Stuart Fire Department is One of The Top in The U.S.


At the last Martin County Taxpayers Association board meeting, Stuart Fire Chief Vince Felicione, along with Chief of Operations Troy Bowser and Stuart Commissioner Troy McDonald, gave a presentation about the department.

McDonald wanted to make sure that the community knew that Stuart and Sewall’s Point (to whom the city provides fire rescue services) is the beneficiary of a rating from the Insurance Service Office (ISO) of 1. Very few departments in the entire United States can boast of achieving that. It saves money on fire insurance for the residents and shows that the department has risen to the highest level of achievement.

Felicione stated that the department has 43 employees virtually all of whom are paramedics. Many come to the department with that training saving Stuart the expense of certifying their credentials.

The city is about seven square miles in size and generates 7500 calls for fire rescue services a year. Stuart Fire Department is opening a third station in north Stuart. It was revealed by the city after this meeting that it will be located on Green River Parkway and should open by the end of next year. Currently, there is a temporary facility with a rescue vehicle in North Stuart.
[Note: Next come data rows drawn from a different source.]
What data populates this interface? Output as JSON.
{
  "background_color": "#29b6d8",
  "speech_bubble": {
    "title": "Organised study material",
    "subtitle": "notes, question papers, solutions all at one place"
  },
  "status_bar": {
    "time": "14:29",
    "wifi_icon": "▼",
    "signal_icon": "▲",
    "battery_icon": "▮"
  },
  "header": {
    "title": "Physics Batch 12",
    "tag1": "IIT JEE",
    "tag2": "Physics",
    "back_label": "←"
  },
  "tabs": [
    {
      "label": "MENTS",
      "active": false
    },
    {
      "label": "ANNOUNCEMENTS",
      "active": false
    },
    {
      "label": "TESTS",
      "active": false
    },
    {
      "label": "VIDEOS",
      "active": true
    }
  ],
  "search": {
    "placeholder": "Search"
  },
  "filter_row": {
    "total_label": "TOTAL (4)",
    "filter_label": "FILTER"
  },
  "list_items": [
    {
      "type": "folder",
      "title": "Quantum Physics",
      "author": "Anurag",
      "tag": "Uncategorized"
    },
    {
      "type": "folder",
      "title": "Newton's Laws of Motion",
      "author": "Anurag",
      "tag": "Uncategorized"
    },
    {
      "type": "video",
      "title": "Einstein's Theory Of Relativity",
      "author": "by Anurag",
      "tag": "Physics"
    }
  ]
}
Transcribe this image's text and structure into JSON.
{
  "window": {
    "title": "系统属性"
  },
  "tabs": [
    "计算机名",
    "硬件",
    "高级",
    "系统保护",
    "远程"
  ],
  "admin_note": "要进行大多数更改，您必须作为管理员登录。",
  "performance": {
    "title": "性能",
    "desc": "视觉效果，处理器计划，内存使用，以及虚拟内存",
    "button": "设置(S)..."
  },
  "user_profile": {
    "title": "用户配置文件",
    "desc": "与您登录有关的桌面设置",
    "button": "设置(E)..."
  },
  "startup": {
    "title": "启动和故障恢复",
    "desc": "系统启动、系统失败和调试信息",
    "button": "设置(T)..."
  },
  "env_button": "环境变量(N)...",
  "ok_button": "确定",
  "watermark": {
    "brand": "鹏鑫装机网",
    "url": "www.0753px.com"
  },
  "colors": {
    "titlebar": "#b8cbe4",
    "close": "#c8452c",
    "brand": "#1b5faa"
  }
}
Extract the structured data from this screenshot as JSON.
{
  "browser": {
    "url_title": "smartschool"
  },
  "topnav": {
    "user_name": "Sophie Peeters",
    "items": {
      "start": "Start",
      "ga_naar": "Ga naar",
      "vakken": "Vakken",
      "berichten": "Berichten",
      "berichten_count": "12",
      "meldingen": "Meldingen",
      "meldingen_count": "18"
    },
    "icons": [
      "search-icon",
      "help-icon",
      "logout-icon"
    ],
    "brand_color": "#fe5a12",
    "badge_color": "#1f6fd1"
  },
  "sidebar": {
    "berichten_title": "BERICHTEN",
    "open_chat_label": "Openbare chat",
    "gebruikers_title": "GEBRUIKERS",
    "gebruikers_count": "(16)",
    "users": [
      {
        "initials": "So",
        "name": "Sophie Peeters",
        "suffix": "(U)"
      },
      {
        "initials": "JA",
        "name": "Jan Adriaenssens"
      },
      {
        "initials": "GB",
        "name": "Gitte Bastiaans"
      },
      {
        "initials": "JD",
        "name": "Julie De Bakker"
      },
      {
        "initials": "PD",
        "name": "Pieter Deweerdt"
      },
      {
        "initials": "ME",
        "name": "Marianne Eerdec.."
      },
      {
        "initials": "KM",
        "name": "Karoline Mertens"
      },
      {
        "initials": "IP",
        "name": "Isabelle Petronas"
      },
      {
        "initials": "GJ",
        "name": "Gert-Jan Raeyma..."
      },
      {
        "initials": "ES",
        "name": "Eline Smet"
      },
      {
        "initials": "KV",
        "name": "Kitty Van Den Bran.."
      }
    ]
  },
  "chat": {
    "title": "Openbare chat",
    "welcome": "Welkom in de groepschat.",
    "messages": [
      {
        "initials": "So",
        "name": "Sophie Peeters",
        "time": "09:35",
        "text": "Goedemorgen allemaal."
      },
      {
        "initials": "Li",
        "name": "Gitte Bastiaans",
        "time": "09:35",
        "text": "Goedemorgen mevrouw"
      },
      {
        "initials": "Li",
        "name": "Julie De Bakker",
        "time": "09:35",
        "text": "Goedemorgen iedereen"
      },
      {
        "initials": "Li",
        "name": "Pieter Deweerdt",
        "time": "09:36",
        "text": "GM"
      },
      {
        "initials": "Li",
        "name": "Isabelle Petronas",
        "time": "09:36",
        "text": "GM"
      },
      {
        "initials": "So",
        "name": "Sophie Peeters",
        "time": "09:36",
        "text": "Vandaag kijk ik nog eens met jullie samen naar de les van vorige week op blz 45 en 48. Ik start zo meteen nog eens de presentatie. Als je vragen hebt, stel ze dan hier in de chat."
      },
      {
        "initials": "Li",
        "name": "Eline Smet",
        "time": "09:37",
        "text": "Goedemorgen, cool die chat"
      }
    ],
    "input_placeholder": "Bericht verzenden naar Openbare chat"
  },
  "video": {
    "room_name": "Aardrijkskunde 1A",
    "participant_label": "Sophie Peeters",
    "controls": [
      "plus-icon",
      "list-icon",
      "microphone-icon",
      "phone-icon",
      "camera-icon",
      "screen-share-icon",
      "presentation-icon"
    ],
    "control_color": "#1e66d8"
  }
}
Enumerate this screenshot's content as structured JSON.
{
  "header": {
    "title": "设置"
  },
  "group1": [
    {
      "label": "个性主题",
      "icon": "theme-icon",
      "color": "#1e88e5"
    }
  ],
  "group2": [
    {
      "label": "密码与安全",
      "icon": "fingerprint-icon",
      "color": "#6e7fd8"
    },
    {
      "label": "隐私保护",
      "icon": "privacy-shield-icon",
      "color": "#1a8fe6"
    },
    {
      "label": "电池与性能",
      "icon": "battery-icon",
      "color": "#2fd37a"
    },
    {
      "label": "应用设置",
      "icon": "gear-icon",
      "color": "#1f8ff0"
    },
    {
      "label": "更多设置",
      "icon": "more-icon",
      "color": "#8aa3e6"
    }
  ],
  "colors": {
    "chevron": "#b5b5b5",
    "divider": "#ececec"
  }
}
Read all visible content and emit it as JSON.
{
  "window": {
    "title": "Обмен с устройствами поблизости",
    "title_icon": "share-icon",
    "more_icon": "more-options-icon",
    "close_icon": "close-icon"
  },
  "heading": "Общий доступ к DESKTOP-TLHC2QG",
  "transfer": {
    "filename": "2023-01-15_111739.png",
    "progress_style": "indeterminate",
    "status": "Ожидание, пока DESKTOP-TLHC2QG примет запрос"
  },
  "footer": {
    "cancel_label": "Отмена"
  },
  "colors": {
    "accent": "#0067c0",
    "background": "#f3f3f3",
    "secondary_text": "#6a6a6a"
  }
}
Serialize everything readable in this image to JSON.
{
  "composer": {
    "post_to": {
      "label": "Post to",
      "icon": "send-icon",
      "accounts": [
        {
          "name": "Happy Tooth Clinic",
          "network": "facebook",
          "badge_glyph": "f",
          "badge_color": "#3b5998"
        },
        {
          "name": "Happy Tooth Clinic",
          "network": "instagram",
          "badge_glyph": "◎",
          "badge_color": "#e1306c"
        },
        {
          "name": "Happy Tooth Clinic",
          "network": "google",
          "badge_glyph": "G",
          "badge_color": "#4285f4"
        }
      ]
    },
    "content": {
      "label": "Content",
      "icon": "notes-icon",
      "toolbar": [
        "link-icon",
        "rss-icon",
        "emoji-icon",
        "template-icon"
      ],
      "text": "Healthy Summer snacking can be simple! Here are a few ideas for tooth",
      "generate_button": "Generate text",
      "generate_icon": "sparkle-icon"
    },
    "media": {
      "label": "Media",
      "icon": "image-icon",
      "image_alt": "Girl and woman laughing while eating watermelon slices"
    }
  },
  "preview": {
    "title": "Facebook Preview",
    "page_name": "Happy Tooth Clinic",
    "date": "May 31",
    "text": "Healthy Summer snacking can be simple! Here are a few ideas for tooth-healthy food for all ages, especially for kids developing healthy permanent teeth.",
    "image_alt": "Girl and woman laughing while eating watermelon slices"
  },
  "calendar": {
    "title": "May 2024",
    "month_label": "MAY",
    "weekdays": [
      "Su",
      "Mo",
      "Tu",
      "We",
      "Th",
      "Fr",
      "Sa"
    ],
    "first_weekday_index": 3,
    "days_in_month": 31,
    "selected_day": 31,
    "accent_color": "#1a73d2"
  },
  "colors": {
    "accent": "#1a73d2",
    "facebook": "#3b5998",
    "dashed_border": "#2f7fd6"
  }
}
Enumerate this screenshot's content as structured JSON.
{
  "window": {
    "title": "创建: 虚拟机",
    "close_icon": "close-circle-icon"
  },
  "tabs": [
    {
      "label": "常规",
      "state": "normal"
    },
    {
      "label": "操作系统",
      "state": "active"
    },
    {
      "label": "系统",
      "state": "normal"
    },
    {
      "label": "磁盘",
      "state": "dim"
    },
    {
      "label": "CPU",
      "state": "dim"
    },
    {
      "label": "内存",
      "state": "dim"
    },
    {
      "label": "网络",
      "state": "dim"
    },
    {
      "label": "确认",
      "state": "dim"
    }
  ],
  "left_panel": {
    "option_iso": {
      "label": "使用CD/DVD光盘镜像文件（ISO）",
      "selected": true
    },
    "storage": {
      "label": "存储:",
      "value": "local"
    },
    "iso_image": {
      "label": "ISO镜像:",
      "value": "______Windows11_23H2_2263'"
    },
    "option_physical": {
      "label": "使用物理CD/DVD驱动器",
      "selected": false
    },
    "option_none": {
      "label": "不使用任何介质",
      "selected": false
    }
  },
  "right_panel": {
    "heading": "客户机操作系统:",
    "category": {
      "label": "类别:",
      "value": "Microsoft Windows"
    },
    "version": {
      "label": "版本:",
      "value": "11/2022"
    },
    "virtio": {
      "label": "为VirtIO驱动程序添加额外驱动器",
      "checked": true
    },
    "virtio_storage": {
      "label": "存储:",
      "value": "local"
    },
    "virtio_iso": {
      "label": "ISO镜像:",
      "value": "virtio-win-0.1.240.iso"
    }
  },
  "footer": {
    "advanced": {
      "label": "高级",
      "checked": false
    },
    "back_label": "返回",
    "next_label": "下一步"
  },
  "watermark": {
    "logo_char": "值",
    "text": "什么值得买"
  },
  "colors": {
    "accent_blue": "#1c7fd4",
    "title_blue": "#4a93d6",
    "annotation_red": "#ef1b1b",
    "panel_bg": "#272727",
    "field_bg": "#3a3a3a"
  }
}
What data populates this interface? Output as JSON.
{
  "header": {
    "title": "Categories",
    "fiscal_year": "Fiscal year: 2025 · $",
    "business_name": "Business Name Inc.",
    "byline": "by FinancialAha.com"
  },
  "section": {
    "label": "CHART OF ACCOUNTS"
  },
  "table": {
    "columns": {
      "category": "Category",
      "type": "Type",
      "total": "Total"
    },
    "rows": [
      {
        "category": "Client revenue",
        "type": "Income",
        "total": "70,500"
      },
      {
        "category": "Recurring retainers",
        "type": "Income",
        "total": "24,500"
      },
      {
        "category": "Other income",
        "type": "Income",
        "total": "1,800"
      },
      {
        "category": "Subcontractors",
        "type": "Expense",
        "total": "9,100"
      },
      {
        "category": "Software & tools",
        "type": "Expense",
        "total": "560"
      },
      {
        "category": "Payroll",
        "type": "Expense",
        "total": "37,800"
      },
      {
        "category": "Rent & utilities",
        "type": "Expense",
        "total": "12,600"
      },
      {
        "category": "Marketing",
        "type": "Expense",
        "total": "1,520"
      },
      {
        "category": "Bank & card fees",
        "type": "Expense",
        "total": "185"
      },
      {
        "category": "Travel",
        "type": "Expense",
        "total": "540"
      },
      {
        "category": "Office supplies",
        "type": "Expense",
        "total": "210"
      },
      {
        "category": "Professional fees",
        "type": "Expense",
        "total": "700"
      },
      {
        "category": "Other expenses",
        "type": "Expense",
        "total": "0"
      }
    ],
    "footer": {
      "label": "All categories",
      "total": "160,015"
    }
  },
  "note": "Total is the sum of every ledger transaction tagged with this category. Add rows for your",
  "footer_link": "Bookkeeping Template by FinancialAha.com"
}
Like the county, the city has also applied for a federal SAFER grant to hire six more fire fighters to staff the new station. A subsequent discussion with the chief revealed that within the last three years, 8 Stuart fire employees have gone to work at the county with another 4-5 possibly leaving in the next few months.

The county does pay more which has enticed some fire/rescue employees to leave the smaller department. Both departments also lose personnel to both St. Lucie and West Palm Beach in addition to other departments further south. It is our contention that it becomes easier for employees to commute longer distances because of the unique nature of fire departments’ 24-hour shifts. We may examine this arrangement in a subsequent article.

Stuart had $180,000 in overtime in the past year mainly due to COVID. The negotiated contract with the union allows for a minimum of 2 years’ service for a new hire before they can move to another department. The city feels that provision is enforceable on the employee. The county, which has similar language, does not believe it is worth the expense of trying to keep the employee.

There is a new interlocal agreement between the county and city. The agreement is for each department to handle calls within their own jurisdictions. This was meant to cut down on cross-jurisdictional calls. It is too early to tell whether it will or not. The departments are dispatched by the county’s emergency dispatch system which is paid by the county’s general fund.

It is difficult to sort out whether income from responding to calls at assisted living facilities are adequate or not. Both departments are entitled to reimbursement from insurance companies and government services such as Medicare. Whether the income is sufficient may be in question because of the nature of the response. The county will send more equipment and therefore it could be more expensive.

There is much more to examine in both departments to see whether our taxes are being spent appropriately and whether any savings exist.

Stuart Fire Dept: